The industry "did not get good marks from millions of consumers around the world — and I think they should take note of this".
IEA’s WEO report estimates the extra investment needed to reach net zero by 2050 “is less burdensome than it might appear”, calculating more than 40% of the required emissions reductions could come from measures that pay for themselves.
Coal is a problem
The report also showed that even as deployments of solar and wind go from strength to strength, the world’s consumption of coal is growing strongly in this bounceback year, pushing carbon dioxide emissions towards their second largest annual increase in history.
As well as the net zero emissions by 2050 (NZE 2050) scenario, the IEA report explores two other scenarios to predict how the global energy sector may develop over the next 30 years.
The stated policies scenario (SPS) is based on measures governments have put in place to date, plus specific policy initiatives being developed.
This forecast would see almost all net growth in energy demand through to 2050 being met by low-emissions sources, although annual emissions would remain at today’s levels.
As a result, global average temperatures would still rise until hitting 2.6 degrees Celsius above pre-industrial levels in 2100.
The IEA’s announced pledges scenario (APS) lays out a path where net-zero emissions pledges announced by governments are implemented on time and in full.
In this framework, fossil-fuel demand peaks by 2025 and global CO2 emissions fall by 40% by 2050, with a global average temperature rise in 2100 to around 2.1 degrees Celsius.
Under all three scenarios, the IEA predicts that oil demand will go into eventual decline, although the timing and speed of the slump vary widely.
Under APS, the world would consume 75 million barrels per day of by 2050 — down from about 100 million bpd now, with consumption crashing to 25 million bpd under NZE 2050.
Natural gas demand increases in all scenarios over the next five years, but there are sharp divergences after this, the IEA said.

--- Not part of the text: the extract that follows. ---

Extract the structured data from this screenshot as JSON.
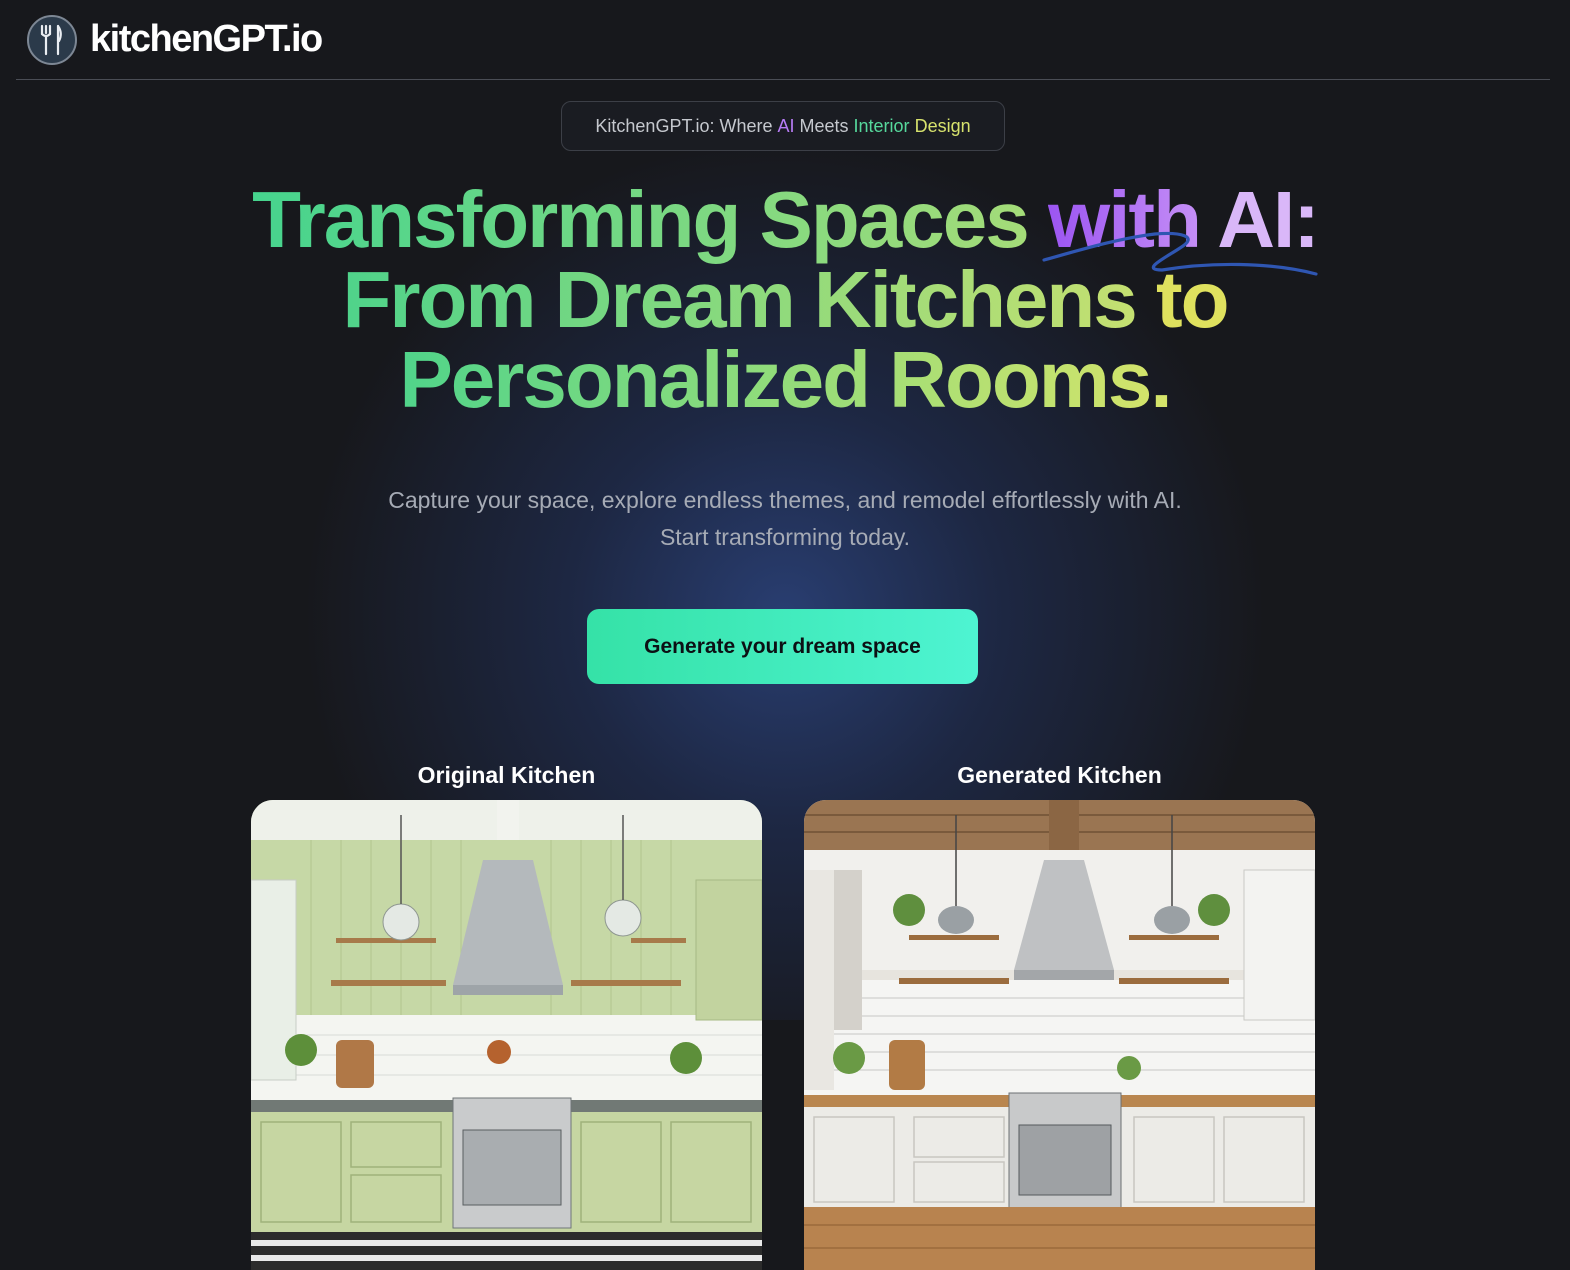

As for coal, its prospects “go downhill” under APS, said the agency, pointing out this decline could be accelerated by China’s recent announcement it would no longer support building coal plants abroad.
This decision could see many projects cancelled that would save some 20 billion tonnes in cumulative CO2 emissions through to 2050 — an amount similar to the total emissions savings from the European Union reaching net zero by 2050.
The differences in outcomes between APS and NZE 2050, said the IEA, highlight the need for more ambitious commitments if the world is to reach net zero by mid-century.
“Today’s climate pledges would result in only 20% of the emissions reductions by 2030 that are necessary to put the world on a path towards net zero by 2050,” Birol said.
“Reaching that path requires investment in clean-energy projects and infrastructure to more than triple over the next decade.”
Birol stressed that some 70% of this additional spending “needs to happen in emerging and developing economies where financing is scarce and capital remains up to seven times more expensive than in advanced economies”.
Laura Cozzi, IEA chief energy modeller, remarked that this issue "needs to be solved and solved quickly".
The WEO report estimates that successfully pursuing net zero would create a market for wind turbines, solar panels, lithium-ion batteries, electrolysers and fuel cells of well over $1 trillion per year by 2050, comparable in size to the current oil market.
According to the agency, under APS an additional 13 million workers could be employed in clean energy and related sectors by 2030, with that number doubling under NZE 2050.